Here at The Motley Fool, we aim to help the world invest -- better. And that world includes busy and uninterested millennials who perhaps haven't contemplated investing or retirement...until now.
The Fool tends to point beginner investors to our 13 Steps to Investing Foolishly. It's quite a lot of words, though, so I wrote a six-step guide tailored for beginning investors who (possibly) aren't really that interested in investing. This is the second article in the series (click here to read Part 1), and it covers steps 3 and 4:
- Pay off debt
- Save and invest with the right money
- Always be investing
- Open an account
- Finally buy something!
- Keep buying things
Let's dig in.
3. Always be investing.
Make it a habit to buy shares on a schedule. Once every quarter is a good rhythm for most investors. Don't just buy some stuff and expect to sit on it for 20 years and end up a millionaire. Adding to your investment can only help compound it, and compound returns are what turn ordinary people into millionaires.
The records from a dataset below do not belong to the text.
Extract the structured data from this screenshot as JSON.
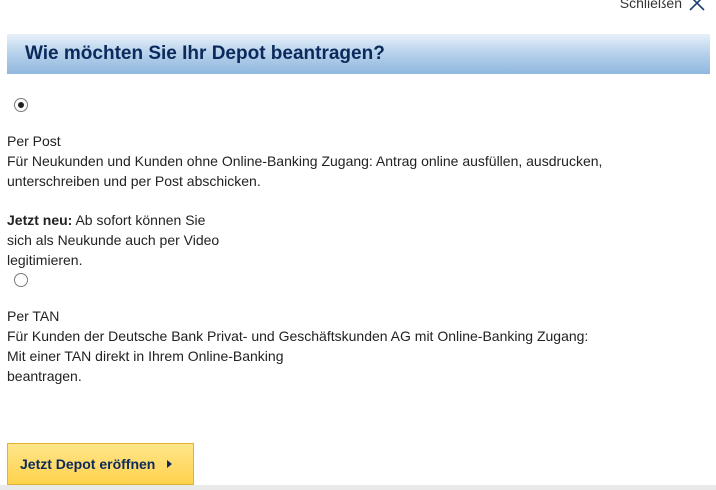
{
  "close": {
    "label": "Schließen",
    "icon": "close-icon"
  },
  "title": "Wie möchten Sie Ihr Depot beantragen?",
  "options": [
    {
      "selected": true,
      "heading": "Per Post",
      "line1": "Für Neukunden und Kunden ohne Online-Banking Zugang: Antrag online ausfüllen, ausdrucken,",
      "line2": "unterschreiben und per Post abschicken.",
      "note_bold": "Jetzt neu:",
      "note_line1": " Ab sofort können Sie",
      "note_line2": "sich als Neukunde auch per Video",
      "note_line3": "legitimieren."
    },
    {
      "selected": false,
      "heading": "Per TAN",
      "line1": "Für Kunden der Deutsche Bank Privat- und Geschäftskunden AG mit Online-Banking Zugang:",
      "line2": "Mit einer TAN direkt in Ihrem Online-Banking",
      "line3": "beantragen."
    }
  ],
  "cta_label": "Jetzt Depot eröffnen",
  "colors": {
    "title_text": "#0b2a5b",
    "cta_background": "#ffd24d"
  }
}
Check out this graph inspired by the 13 Steps. This is what you'll get if you invest only $1,200 every year and earn 8% on average -- a solid but realistic return. (Keep in mind that you could invest much more than that -- you can do way better than $100 a month, right?)
Crazy, right? And observe how the money increases exponentially -- see the massive difference between 35 years in the market and 40? If that's not enough to make you believe in the magic of compound returns, just think about the fact that Warren Buffett made the majority of his billions after turning 50. And there's good news: If you start now, you have decades to invest and compound!
So you can see why investing early and often matters. Now here's how you get started.
4. Open an account.
Opening your first investing account is easy and free. Right now, you probably just want to open a regular brokerage account.
- What about an IRA account?
You can also open an IRA or a Roth IRA. The acronym stands for "individual retirement account," because IRAs are built for retirement savings -- not money you might need before your 60s. In an IRA, you pay no taxes on capital gains or any dividends you receive. There's one main difference between a traditional IRA and a Roth IRA: A traditional IRA is funded with pre-tax earnings, so you get an up-front income tax deduction, but you will be taxed on all your withdrawals when you start taking out money in retirement. A Roth is funded with after-tax earnings, so there's no up-front tax break, but your money is not taxed when you start withdrawing.
IRAs come with some restrictions. With a traditional IRA, you'll pay a 10% penalty on any money you take out before age 59-1/2 (with a few exceptions, including a one-time withdrawal for buying your first house). You'll also have to pay income tax on those withdrawals. With a Roth IRA, you can withdraw as much as you've contributed at any time, but if you touch any of the earnings on those contributions before you're 59-1/2, then the IRS will claim its 10% cut (but no taxes, since you already paid those).
The final installment to this guide to getting rich slowly is here. Spoiler alert: The next step is to actually buy something. The final step is to roll around in your piles of money, Scrooge McDuck-style. (Just kidding. It's not.) Read on!